- **What to work on**
Each line of the material below needs to be returned exactly as written.

[Stored data Boundary: Start]

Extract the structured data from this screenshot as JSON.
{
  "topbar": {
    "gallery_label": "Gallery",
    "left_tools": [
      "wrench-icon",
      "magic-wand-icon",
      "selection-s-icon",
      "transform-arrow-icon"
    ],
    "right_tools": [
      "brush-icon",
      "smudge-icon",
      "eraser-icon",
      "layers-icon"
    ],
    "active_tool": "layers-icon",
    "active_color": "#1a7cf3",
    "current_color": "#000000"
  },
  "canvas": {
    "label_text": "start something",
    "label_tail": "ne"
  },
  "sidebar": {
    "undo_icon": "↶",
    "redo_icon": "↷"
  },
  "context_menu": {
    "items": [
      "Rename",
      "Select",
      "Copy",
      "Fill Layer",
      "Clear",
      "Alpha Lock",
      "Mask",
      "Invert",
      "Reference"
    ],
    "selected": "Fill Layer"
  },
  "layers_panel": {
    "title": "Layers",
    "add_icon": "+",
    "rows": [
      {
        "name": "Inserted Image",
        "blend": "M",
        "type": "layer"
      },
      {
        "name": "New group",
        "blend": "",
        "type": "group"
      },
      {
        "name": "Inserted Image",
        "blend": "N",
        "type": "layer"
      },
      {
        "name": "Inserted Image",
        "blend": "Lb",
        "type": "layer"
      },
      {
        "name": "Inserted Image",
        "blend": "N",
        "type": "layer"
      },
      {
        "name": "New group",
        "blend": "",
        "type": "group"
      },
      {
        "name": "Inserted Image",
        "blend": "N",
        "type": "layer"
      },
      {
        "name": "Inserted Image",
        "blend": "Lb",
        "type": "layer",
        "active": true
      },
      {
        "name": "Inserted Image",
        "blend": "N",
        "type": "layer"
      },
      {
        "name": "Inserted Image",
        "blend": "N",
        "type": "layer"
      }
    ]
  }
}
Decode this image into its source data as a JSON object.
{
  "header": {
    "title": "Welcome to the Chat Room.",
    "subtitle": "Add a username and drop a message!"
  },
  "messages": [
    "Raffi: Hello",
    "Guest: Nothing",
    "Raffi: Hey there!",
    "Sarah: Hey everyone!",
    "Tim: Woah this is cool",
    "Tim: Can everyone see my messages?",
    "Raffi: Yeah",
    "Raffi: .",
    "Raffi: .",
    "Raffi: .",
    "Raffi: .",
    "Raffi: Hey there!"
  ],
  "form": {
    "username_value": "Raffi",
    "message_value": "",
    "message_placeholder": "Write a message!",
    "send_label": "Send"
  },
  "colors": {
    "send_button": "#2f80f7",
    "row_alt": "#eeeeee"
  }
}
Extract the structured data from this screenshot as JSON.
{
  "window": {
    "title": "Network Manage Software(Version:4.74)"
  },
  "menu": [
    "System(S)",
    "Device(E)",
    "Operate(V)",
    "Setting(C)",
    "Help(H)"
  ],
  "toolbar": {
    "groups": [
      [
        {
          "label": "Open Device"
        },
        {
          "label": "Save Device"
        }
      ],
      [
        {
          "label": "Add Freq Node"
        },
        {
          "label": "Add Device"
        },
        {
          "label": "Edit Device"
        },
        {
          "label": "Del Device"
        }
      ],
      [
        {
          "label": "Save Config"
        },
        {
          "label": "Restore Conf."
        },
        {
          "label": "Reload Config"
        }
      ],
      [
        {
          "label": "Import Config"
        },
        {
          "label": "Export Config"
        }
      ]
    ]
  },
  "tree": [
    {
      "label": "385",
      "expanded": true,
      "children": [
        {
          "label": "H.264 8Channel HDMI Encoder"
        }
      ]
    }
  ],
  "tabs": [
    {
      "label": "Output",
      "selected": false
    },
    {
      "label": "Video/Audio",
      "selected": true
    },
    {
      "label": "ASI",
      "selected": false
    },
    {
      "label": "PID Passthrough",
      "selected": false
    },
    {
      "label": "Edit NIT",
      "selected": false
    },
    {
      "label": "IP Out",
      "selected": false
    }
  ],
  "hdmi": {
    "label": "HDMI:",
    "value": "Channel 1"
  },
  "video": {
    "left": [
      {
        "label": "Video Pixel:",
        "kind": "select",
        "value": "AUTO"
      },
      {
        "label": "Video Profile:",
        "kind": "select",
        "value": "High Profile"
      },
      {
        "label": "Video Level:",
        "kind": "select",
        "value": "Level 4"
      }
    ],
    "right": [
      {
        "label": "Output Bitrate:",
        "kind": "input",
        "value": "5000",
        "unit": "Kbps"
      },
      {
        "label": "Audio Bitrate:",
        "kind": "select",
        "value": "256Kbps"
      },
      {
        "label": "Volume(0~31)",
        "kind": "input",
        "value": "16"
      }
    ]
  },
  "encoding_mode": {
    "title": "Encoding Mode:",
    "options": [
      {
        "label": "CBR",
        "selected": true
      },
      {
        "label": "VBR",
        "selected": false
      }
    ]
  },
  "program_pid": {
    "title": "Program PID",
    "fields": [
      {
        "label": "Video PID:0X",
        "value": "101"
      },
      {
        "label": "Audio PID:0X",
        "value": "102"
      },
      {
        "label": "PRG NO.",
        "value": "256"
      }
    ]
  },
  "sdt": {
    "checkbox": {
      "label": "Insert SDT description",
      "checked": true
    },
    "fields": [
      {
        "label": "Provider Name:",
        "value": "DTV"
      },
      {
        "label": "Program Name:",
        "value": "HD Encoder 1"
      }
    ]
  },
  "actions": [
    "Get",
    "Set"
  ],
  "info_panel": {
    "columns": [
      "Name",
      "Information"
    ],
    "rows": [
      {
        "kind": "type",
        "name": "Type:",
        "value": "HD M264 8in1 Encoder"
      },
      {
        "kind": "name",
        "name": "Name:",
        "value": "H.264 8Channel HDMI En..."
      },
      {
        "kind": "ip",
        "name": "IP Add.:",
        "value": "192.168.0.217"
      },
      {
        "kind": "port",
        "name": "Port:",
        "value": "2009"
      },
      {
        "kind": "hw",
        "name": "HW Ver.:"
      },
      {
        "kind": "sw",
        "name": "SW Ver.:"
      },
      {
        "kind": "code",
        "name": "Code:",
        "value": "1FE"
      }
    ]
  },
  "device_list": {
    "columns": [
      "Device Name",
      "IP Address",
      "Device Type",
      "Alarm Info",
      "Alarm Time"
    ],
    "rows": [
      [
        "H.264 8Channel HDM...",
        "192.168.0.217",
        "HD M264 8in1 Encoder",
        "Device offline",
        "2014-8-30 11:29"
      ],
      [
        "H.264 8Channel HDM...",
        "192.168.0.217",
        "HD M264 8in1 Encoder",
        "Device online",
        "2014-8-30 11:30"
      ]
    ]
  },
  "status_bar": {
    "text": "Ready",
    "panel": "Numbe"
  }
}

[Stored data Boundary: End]

- **Expected output**
Extract the structured data from this screenshot as JSON.
{
  "topbar": {
    "gallery_label": "Gallery",
    "left_tools": [
      "wrench-icon",
      "magic-wand-icon",
      "selection-s-icon",
      "transform-arrow-icon"
    ],
    "right_tools": [
      "brush-icon",
      "smudge-icon",
      "eraser-icon",
      "layers-icon"
    ],
    "active_tool": "layers-icon",
    "active_color": "#1a7cf3",
    "current_color": "#000000"
  },
  "canvas": {
    "label_text": "start something",
    "label_tail": "ne"
  },
  "sidebar": {
    "undo_icon": "↶",
    "redo_icon": "↷"
  },
  "context_menu": {
    "items": [
      "Rename",
      "Select",
      "Copy",
      "Fill Layer",
      "Clear",
      "Alpha Lock",
      "Mask",
      "Invert",
      "Reference"
    ],
    "selected": "Fill Layer"
  },
  "layers_panel": {
    "title": "Layers",
    "add_icon": "+",
    "rows": [
      {
        "name": "Inserted Image",
        "blend": "M",
        "type": "layer"
      },
      {
        "name": "New group",
        "blend": "",
        "type": "group"
      },
      {
        "name": "Inserted Image",
        "blend": "N",
        "type": "layer"
      },
      {
        "name": "Inserted Image",
        "blend": "Lb",
        "type": "layer"
      },
      {
        "name": "Inserted Image",
        "blend": "N",
        "type": "layer"
      },
      {
        "name": "New group",
        "blend": "",
        "type": "group"
      },
      {
        "name": "Inserted Image",
        "blend": "N",
        "type": "layer"
      },
      {
        "name": "Inserted Image",
        "blend": "Lb",
        "type": "layer",
        "active": true
      },
      {
        "name": "Inserted Image",
        "blend": "N",
        "type": "layer"
      },
      {
        "name": "Inserted Image",
        "blend": "N",
        "type": "layer"
      }
    ]
  }
}
Decode this image into its source data as a JSON object.
{
  "header": {
    "title": "Welcome to the Chat Room.",
    "subtitle": "Add a username and drop a message!"
  },
  "messages": [
    "Raffi: Hello",
    "Guest: Nothing",
    "Raffi: Hey there!",
    "Sarah: Hey everyone!",
    "Tim: Woah this is cool",
    "Tim: Can everyone see my messages?",
    "Raffi: Yeah",
    "Raffi: .",
    "Raffi: .",
    "Raffi: .",
    "Raffi: .",
    "Raffi: Hey there!"
  ],
  "form": {
    "username_value": "Raffi",
    "message_value": "",
    "message_placeholder": "Write a message!",
    "send_label": "Send"
  },
  "colors": {
    "send_button": "#2f80f7",
    "row_alt": "#eeeeee"
  }
}
Extract the structured data from this screenshot as JSON.
{
  "window": {
    "title": "Network Manage Software(Version:4.74)"
  },
  "menu": [
    "System(S)",
    "Device(E)",
    "Operate(V)",
    "Setting(C)",
    "Help(H)"
  ],
  "toolbar": {
    "groups": [
      [
        {
          "label": "Open Device"
        },
        {
          "label": "Save Device"
        }
      ],
      [
        {
          "label": "Add Freq Node"
        },
        {
          "label": "Add Device"
        },
        {
          "label": "Edit Device"
        },
        {
          "label": "Del Device"
        }
      ],
      [
        {
          "label": "Save Config"
        },
        {
          "label": "Restore Conf."
        },
        {
          "label": "Reload Config"
        }
      ],
      [
        {
          "label": "Import Config"
        },
        {
          "label": "Export Config"
        }
      ]
    ]
  },
  "tree": [
    {
      "label": "385",
      "expanded": true,
      "children": [
        {
          "label": "H.264 8Channel HDMI Encoder"
        }
      ]
    }
  ],
  "tabs": [
    {
      "label": "Output",
      "selected": false
    },
    {
      "label": "Video/Audio",
      "selected": true
    },
    {
      "label": "ASI",
      "selected": false
    },
    {
      "label": "PID Passthrough",
      "selected": false
    },
    {
      "label": "Edit NIT",
      "selected": false
    },
    {
      "label": "IP Out",
      "selected": false
    }
  ],
  "hdmi": {
    "label": "HDMI:",
    "value": "Channel 1"
  },
  "video": {
    "left": [
      {
        "label": "Video Pixel:",
        "kind": "select",
        "value": "AUTO"
      },
      {
        "label": "Video Profile:",
        "kind": "select",
        "value": "High Profile"
      },
      {
        "label": "Video Level:",
        "kind": "select",
        "value": "Level 4"
      }
    ],
    "right": [
      {
        "label": "Output Bitrate:",
        "kind": "input",
        "value": "5000",
        "unit": "Kbps"
      },
      {
        "label": "Audio Bitrate:",
        "kind": "select",
        "value": "256Kbps"
      },
      {
        "label": "Volume(0~31)",
        "kind": "input",
        "value": "16"
      }
    ]
  },
  "encoding_mode": {
    "title": "Encoding Mode:",
    "options": [
      {
        "label": "CBR",
        "selected": true
      },
      {
        "label": "VBR",
        "selected": false
      }
    ]
  },
  "program_pid": {
    "title": "Program PID",
    "fields": [
      {
        "label": "Video PID:0X",
        "value": "101"
      },
      {
        "label": "Audio PID:0X",
        "value": "102"
      },
      {
        "label": "PRG NO.",
        "value": "256"
      }
    ]
  },
  "sdt": {
    "checkbox": {
      "label": "Insert SDT description",
      "checked": true
    },
    "fields": [
      {
        "label": "Provider Name:",
        "value": "DTV"
      },
      {
        "label": "Program Name:",
        "value": "HD Encoder 1"
      }
    ]
  },
  "actions": [
    "Get",
    "Set"
  ],
  "info_panel": {
    "columns": [
      "Name",
      "Information"
    ],
    "rows": [
      {
        "kind": "type",
        "name": "Type:",
        "value": "HD M264 8in1 Encoder"
      },
      {
        "kind": "name",
        "name": "Name:",
        "value": "H.264 8Channel HDMI En..."
      },
      {
        "kind": "ip",
        "name": "IP Add.:",
        "value": "192.168.0.217"
      },
      {
        "kind": "port",
        "name": "Port:",
        "value": "2009"
      },
      {
        "kind": "hw",
        "name": "HW Ver.:"
      },
      {
        "kind": "sw",
        "name": "SW Ver.:"
      },
      {
        "kind": "code",
        "name": "Code:",
        "value": "1FE"
      }
    ]
  },
  "device_list": {
    "columns": [
      "Device Name",
      "IP Address",
      "Device Type",
      "Alarm Info",
      "Alarm Time"
    ],
    "rows": [
      [
        "H.264 8Channel HDM...",
        "192.168.0.217",
        "HD M264 8in1 Encoder",
        "Device offline",
        "2014-8-30 11:29"
      ],
      [
        "H.264 8Channel HDM...",
        "192.168.0.217",
        "HD M264 8in1 Encoder",
        "Device online",
        "2014-8-30 11:30"
      ]
    ]
  },
  "status_bar": {
    "text": "Ready",
    "panel": "Numbe"
  }
}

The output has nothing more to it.